Intrinsic values are the things — experiences, qualities, emotions, wants and needs — that are essential and absolute (and absolutely non-negotiable) to you.

The thing about values is that there are no wrong values. There are only values that are wrong for you. One man’s meat is another man’s poison.

If your intrinsic values include security and order, there’s a good chance you will follow the official line and you will look with frustration and anger at the selfish people whose desire to go their own way threatens to create anarchy.

If your intrinsic values include freedom and self-reliance, then there’s a good chance you’re experiencing a complete breakdown in trust in institutions — including governments, universities and media — that you see as dangerously authoritarian and necessary to oppose.

And that’s the problem with one-sided definitions of what’s essential.

Perhaps this is the primary challenge of democracy.

In a democracy, the individual might be seen as vital, and the family unit might be regarded as a fundamental element of an orderly society.
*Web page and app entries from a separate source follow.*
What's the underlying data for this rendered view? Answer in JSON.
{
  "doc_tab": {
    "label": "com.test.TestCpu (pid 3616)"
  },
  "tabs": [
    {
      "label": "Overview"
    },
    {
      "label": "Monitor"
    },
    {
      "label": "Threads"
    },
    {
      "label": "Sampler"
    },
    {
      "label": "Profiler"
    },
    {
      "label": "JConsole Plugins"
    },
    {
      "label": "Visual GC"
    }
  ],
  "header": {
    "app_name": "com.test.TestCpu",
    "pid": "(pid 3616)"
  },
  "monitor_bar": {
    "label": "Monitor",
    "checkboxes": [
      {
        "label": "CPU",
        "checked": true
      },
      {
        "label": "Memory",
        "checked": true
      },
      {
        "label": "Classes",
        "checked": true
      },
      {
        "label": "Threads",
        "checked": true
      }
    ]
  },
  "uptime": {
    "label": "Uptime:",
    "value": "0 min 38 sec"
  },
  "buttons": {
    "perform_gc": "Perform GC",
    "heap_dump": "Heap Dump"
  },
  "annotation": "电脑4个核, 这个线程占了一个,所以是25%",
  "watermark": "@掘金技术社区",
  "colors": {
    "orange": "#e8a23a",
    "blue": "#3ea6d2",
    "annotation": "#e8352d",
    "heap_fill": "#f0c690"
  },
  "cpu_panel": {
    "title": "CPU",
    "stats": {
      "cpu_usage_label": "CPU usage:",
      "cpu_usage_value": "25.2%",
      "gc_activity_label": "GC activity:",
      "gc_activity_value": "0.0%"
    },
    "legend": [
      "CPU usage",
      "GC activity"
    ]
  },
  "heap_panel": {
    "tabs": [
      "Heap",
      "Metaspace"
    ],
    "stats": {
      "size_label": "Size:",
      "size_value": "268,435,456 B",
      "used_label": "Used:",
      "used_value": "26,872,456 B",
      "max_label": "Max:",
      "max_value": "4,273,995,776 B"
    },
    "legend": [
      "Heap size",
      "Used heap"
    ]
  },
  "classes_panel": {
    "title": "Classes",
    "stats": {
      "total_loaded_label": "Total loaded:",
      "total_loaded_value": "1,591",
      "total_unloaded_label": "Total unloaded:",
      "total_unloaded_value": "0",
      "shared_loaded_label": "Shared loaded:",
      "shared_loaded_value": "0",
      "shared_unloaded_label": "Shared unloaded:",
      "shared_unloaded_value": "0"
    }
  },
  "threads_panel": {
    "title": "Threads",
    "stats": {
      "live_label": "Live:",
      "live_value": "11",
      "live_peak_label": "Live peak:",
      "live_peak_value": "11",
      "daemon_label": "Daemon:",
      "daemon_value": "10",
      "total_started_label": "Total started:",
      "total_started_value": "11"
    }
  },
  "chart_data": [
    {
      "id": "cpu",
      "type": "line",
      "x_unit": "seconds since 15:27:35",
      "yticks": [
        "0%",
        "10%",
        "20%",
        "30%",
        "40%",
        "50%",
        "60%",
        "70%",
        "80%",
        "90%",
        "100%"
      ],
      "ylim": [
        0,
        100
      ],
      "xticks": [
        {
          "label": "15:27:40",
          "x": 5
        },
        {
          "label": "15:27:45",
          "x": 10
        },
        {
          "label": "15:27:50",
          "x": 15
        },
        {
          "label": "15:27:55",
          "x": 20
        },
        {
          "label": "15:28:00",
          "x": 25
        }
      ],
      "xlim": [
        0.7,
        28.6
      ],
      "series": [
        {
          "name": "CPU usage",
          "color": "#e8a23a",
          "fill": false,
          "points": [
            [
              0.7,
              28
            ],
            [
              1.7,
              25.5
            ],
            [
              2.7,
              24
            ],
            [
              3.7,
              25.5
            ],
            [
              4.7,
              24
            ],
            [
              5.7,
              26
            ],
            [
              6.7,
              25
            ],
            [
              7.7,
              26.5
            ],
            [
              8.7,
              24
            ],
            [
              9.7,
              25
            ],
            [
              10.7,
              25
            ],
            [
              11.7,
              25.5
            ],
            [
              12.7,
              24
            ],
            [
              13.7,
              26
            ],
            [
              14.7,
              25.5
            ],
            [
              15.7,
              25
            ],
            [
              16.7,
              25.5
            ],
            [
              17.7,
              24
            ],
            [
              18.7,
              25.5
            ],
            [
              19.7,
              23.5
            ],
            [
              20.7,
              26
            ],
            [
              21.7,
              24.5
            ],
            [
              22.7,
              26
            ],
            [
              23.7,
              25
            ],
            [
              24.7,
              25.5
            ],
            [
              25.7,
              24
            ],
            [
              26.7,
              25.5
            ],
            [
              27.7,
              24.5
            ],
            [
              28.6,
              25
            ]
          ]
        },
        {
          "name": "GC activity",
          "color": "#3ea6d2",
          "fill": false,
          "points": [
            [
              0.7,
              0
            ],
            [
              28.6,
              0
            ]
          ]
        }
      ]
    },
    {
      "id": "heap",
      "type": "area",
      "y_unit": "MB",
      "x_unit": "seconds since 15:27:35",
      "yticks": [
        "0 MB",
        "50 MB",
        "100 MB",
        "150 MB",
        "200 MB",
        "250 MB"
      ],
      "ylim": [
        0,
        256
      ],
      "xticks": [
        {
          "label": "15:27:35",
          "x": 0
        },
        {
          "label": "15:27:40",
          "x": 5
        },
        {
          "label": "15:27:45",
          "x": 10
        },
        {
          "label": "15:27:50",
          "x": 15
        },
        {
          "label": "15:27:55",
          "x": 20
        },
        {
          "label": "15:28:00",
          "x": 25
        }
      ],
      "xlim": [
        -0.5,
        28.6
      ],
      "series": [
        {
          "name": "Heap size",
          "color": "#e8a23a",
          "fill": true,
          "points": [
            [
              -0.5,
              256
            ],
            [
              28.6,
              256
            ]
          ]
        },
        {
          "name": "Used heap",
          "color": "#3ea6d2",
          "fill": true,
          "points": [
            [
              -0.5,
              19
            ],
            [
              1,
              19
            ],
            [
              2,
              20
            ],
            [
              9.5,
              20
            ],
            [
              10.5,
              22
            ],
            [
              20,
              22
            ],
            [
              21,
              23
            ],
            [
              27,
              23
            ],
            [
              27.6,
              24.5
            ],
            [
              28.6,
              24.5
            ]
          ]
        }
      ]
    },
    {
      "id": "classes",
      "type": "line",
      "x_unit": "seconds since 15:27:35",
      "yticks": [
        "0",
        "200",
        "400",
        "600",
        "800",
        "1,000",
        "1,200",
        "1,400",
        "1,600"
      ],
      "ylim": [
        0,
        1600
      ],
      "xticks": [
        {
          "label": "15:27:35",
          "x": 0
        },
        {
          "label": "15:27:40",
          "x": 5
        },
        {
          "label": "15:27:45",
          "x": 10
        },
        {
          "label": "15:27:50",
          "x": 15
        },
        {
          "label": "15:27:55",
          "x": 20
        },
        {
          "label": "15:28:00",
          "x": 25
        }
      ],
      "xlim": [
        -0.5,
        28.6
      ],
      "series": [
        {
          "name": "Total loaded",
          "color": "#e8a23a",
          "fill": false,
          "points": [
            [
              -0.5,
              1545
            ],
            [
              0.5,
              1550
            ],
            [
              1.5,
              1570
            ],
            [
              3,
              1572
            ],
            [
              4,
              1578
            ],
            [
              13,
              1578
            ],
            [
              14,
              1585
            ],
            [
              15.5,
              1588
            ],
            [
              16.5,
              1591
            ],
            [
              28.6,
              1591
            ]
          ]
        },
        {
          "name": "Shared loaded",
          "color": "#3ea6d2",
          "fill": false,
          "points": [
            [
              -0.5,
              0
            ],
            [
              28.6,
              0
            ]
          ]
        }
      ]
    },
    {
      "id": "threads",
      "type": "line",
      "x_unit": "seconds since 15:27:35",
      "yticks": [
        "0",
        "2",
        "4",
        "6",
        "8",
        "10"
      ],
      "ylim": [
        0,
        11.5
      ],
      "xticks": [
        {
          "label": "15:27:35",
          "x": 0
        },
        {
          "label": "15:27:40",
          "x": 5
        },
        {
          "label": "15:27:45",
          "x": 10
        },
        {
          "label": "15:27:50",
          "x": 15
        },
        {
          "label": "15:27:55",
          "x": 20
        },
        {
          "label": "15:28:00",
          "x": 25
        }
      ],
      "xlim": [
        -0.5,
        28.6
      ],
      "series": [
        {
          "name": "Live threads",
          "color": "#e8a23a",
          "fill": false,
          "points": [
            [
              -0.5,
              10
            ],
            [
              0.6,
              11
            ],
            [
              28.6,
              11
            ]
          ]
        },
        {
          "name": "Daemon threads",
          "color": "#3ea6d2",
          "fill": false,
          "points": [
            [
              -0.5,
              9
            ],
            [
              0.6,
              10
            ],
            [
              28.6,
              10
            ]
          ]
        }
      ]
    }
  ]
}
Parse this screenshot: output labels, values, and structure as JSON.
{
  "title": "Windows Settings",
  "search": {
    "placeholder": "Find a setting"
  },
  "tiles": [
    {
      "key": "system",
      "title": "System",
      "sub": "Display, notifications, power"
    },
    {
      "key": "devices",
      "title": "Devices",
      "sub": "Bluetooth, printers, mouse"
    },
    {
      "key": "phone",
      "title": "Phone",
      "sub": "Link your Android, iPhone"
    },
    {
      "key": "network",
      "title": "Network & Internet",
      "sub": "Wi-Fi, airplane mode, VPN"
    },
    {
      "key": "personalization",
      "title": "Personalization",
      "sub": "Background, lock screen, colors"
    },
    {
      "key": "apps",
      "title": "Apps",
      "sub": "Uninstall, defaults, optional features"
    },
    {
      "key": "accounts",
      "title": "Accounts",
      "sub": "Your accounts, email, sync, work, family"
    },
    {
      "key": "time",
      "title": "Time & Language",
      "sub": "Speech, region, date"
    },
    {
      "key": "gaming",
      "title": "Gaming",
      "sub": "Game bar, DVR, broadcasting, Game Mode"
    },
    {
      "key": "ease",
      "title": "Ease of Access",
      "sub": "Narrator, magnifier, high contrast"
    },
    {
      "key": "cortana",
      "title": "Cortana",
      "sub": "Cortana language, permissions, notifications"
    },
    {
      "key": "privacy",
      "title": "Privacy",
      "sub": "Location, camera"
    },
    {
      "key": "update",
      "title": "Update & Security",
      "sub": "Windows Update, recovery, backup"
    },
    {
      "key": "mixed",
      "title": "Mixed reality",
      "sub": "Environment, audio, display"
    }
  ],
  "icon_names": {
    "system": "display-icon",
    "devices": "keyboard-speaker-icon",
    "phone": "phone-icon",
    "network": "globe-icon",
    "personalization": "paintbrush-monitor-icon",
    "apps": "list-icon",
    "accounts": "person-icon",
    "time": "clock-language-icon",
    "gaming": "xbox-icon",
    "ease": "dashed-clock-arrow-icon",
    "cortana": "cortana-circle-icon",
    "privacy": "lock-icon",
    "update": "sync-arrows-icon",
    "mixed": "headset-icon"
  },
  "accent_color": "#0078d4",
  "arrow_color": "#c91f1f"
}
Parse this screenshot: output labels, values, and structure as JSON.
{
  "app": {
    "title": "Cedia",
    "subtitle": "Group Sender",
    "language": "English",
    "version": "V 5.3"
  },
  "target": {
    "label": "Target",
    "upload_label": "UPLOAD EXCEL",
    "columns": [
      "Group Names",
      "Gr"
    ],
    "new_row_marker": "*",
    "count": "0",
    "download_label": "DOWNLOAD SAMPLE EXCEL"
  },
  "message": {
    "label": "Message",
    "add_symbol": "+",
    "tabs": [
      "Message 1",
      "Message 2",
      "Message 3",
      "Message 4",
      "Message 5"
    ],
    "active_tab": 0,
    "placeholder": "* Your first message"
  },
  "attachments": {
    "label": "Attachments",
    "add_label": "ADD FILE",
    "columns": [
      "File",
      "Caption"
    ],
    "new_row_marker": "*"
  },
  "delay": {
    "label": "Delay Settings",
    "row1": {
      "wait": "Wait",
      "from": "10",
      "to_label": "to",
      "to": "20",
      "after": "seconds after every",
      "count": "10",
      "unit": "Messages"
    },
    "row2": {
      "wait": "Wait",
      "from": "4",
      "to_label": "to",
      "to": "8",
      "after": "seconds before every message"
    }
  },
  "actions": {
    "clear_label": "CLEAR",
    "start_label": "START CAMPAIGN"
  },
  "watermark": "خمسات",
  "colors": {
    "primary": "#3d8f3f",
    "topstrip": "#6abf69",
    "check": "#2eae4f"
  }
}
Governments and universities and businesses and nonprofits are all made up of individuals, but those individuals come together to form a separate entity, and that separate entity might align itself with groups and groupthink and behave in a way that no individual ever would, in a way that is fundamentally not good for many of the individuals it represents.

In 1947, Winston Churchill wrote:

No one pretends that democracy is perfect or all-wise. Indeed it has been said that democracy is the worst form of Government except for all those other forms that have been tried.

Perhaps the most important questions will always be impossible to answer with any sense of completeness.

Life — individually, and in the collective — might just be an endless game of whack-a-mole, where we solve one problem and immediately see a new one. And often, the new problem is a direct result of the solution to the previous one.

We can be confident that in the long run, the trend-line is upwards. That general progress is inevitable even when individual suffering is impossible to avoid.

Perhaps the best we can do is take the care we need to strengthen ourselves without inflicting any hurt on anyone else, and that individual empowerment — the strengthening of individuality as a different proposition to the individualistic greed that is the undercurrent to so many boardrooms and corridors of power — creates the best outcomes for the collective.

A commitment to that approach, if it’s even possible, would require authorities to have a deeper level of trust in everyone. For everyone to decide for ourselves what is essential, without disrespect to laws or customs or other people.

Maybe that’s no more than a crazy, utopian dream.

But dreams are important for a life well lived. Maybe, even, essential.

This essay is part of a series of 30 short essays to make the Covid-19 pandemic, one year on. Sign up below to receive these pieces by email as each one is published.